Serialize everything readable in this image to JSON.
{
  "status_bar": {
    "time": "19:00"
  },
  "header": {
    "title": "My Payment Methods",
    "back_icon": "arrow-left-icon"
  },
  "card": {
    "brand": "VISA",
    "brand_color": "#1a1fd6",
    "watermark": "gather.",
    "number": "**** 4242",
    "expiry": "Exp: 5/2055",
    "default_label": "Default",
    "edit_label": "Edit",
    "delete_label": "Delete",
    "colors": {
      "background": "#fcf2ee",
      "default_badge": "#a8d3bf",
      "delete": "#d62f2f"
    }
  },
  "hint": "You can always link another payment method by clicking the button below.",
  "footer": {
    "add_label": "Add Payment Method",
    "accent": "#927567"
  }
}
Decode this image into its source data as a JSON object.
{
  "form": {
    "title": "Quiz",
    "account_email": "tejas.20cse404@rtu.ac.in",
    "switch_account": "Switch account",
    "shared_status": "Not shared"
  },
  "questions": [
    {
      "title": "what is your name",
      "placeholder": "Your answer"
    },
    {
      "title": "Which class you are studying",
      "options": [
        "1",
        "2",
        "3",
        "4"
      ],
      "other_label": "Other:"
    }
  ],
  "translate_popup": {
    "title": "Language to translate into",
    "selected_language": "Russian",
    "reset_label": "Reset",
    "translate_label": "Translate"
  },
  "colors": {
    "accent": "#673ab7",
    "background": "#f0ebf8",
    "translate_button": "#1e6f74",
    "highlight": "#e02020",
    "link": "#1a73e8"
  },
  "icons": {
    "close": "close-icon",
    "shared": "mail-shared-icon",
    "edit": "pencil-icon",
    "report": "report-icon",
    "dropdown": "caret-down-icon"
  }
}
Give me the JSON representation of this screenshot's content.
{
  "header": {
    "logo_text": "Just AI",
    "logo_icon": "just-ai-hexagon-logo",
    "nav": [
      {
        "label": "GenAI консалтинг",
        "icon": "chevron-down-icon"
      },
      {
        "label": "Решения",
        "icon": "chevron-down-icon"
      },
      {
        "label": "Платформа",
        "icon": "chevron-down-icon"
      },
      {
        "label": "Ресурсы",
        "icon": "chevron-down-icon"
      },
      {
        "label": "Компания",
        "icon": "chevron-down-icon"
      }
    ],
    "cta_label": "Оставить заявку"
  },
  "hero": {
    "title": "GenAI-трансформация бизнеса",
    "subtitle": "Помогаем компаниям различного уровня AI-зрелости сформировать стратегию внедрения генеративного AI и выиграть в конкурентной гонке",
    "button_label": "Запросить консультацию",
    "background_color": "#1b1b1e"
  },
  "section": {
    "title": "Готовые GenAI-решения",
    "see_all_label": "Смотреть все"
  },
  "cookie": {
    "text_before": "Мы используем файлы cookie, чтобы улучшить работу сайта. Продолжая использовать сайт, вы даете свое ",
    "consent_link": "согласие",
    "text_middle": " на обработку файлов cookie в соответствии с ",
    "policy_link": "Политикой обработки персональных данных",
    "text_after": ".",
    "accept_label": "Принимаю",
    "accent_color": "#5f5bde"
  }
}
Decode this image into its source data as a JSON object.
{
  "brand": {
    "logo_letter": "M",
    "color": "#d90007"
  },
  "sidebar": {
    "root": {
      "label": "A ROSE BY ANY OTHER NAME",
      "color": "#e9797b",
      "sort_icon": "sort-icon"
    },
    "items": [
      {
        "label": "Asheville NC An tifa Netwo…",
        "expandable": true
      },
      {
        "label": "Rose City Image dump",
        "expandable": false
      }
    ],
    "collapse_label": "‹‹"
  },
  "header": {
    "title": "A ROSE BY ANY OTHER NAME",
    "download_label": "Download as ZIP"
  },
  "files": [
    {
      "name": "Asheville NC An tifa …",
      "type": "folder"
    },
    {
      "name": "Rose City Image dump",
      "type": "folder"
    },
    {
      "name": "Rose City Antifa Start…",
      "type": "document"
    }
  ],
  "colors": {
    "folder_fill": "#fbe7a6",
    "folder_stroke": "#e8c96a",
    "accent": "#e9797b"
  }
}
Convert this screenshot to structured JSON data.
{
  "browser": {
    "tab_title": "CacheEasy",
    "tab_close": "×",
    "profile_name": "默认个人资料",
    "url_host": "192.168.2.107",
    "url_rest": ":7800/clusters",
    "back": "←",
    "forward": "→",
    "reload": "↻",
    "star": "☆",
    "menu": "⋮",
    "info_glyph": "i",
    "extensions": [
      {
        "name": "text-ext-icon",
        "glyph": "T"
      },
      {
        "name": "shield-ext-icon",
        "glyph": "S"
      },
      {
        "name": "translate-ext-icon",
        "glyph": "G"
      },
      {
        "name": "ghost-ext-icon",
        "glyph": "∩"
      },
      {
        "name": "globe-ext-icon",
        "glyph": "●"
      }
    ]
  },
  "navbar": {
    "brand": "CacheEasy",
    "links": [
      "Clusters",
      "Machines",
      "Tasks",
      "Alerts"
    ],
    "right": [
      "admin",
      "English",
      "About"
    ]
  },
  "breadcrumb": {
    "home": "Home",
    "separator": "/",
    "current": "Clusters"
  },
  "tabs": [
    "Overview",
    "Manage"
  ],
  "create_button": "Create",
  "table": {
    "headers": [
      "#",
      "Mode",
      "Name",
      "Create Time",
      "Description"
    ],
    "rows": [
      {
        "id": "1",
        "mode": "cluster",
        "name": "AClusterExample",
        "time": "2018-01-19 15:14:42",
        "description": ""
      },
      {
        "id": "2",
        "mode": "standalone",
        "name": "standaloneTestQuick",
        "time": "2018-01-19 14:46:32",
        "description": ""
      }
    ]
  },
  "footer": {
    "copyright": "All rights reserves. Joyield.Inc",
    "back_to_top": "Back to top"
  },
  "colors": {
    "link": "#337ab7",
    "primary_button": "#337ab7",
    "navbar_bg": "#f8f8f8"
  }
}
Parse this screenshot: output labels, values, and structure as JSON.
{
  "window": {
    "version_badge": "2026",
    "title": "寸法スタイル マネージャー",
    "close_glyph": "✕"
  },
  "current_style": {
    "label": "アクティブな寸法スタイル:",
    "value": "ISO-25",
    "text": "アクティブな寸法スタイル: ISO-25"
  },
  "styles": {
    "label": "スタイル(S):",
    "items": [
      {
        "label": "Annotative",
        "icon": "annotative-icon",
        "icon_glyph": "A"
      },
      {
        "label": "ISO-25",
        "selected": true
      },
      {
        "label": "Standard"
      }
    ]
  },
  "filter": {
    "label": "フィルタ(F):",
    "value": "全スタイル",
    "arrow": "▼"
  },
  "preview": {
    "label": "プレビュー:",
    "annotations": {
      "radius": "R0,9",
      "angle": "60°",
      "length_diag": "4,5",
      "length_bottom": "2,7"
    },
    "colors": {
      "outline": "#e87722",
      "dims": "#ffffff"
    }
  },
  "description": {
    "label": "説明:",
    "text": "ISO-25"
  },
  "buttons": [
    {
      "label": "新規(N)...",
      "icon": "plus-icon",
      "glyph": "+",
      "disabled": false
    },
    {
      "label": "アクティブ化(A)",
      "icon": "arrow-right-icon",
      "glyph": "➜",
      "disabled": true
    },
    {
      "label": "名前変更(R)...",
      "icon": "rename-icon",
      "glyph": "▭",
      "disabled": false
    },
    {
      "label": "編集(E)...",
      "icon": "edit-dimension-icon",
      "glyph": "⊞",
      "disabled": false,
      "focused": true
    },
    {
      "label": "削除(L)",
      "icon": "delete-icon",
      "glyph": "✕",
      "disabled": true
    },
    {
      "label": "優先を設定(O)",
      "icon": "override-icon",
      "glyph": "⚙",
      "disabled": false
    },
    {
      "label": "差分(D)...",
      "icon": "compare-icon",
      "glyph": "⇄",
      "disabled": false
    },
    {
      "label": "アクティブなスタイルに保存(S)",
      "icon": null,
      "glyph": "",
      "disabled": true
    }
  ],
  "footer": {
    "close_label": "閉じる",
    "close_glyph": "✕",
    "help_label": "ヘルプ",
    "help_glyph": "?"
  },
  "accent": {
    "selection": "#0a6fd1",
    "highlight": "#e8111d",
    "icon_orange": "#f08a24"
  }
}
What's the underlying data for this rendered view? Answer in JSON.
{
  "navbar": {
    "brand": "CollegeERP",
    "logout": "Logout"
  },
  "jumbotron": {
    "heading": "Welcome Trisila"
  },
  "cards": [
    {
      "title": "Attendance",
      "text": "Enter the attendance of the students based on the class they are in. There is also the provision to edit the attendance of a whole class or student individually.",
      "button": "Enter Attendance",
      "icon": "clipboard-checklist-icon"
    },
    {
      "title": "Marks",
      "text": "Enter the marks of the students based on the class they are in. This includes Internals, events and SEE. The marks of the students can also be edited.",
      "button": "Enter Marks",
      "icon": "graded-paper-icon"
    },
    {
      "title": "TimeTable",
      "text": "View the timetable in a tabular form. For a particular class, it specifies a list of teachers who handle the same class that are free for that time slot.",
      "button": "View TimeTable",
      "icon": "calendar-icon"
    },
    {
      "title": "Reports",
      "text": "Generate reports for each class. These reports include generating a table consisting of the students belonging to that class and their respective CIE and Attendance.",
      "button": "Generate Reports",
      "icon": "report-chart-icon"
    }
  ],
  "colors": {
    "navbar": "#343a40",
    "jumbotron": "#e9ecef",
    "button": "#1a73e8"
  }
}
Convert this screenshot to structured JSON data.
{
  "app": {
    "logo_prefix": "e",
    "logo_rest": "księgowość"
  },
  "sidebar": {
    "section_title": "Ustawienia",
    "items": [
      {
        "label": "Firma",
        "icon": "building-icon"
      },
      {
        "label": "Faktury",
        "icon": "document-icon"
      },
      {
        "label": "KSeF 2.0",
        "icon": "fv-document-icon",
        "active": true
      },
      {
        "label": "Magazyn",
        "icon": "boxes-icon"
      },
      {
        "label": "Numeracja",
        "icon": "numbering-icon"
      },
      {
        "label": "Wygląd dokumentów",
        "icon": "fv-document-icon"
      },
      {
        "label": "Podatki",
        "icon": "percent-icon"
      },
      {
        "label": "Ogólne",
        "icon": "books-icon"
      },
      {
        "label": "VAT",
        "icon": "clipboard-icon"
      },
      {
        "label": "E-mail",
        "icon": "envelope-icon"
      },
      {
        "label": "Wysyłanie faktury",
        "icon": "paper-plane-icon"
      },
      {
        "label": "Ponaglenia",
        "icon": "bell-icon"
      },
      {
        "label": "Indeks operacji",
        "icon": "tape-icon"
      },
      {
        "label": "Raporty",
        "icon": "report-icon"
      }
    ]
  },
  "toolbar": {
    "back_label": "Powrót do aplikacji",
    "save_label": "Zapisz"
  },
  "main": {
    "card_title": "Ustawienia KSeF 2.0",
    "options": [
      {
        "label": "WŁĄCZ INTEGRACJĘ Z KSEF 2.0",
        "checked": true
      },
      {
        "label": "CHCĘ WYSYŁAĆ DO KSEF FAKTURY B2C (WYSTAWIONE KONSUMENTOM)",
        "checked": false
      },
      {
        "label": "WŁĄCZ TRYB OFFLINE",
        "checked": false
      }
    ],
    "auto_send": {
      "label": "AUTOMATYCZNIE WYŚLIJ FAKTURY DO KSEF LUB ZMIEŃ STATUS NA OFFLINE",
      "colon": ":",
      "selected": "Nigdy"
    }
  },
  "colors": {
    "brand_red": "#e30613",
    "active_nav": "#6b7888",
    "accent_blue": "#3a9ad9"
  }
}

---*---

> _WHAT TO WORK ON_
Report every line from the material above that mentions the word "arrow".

> _SOLUTION TO THE EXERCISE_
    "back_icon": "arrow-left-icon"
    "arrow": "▼"
      "icon": "arrow-right-icon",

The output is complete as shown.